The designs for the Saxon pattern probably originated in the 18th century, making it one of the older German-suited patterns. The Saxony coat-of-arms appears on the daus of acorns (under a lion's head) and on the daus of leaves. The pack is usually described on the daus of acorns as “Schwerdter Karte” or “Schwerter Karte” referring to the crossed swords on the coats-of-arms. The four kings are seated on thrones, each one having two suit symbols. The upper and lower knaves are all civilian figures, and the unter of bells has a bird perched on his wrist. In earlier versions six of the knaves wear hats with upturned brims, but in later versions the costumes have changed style and the unter of bells and the ober of leaves have top hats. The daus of bells shows a loving couple about to be discovered by a third person and the number cards have small decorative vignettes at the bottom.
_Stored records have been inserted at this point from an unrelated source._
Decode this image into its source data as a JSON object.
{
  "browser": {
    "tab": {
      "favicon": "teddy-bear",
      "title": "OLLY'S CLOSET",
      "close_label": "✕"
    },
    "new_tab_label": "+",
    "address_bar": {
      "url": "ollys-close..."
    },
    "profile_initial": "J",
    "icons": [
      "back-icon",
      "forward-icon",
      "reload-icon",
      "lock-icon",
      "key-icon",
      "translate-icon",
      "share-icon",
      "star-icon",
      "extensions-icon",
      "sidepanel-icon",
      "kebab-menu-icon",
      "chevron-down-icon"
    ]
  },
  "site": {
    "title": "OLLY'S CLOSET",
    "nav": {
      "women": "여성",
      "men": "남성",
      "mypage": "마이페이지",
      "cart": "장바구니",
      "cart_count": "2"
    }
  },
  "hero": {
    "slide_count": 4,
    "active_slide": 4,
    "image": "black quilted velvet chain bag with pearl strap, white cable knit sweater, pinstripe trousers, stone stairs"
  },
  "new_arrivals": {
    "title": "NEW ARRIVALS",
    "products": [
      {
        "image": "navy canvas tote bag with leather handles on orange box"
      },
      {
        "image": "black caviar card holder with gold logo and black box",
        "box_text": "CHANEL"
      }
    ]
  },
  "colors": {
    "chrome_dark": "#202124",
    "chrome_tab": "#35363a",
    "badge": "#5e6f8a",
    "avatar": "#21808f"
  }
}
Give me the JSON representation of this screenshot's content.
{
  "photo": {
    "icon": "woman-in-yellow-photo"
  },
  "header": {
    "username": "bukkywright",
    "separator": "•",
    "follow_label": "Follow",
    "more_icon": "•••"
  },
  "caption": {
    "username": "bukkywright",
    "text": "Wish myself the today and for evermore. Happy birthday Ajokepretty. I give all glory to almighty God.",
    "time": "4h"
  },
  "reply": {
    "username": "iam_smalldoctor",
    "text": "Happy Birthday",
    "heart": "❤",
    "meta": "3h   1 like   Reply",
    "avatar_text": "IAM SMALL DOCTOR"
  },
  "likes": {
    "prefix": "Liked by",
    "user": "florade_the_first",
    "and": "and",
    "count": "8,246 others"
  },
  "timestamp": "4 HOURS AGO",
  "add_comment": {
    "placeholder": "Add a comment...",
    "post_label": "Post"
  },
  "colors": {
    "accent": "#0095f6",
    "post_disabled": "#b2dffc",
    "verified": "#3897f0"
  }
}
The pack usually has 32 cards and was used principally for the game of Piquet in the early 19th century. It is known in single-figure and double-ended versions.
These cards are a reproduction of an original from 1832 and feature the knaves wearing hats with upturned brims rather than top hats. Also the tunics are simpler in style than later versions and there is no ground beneath the courts' feet.
In the double-ended versions, although more convenient, many charming features of the designs are lost.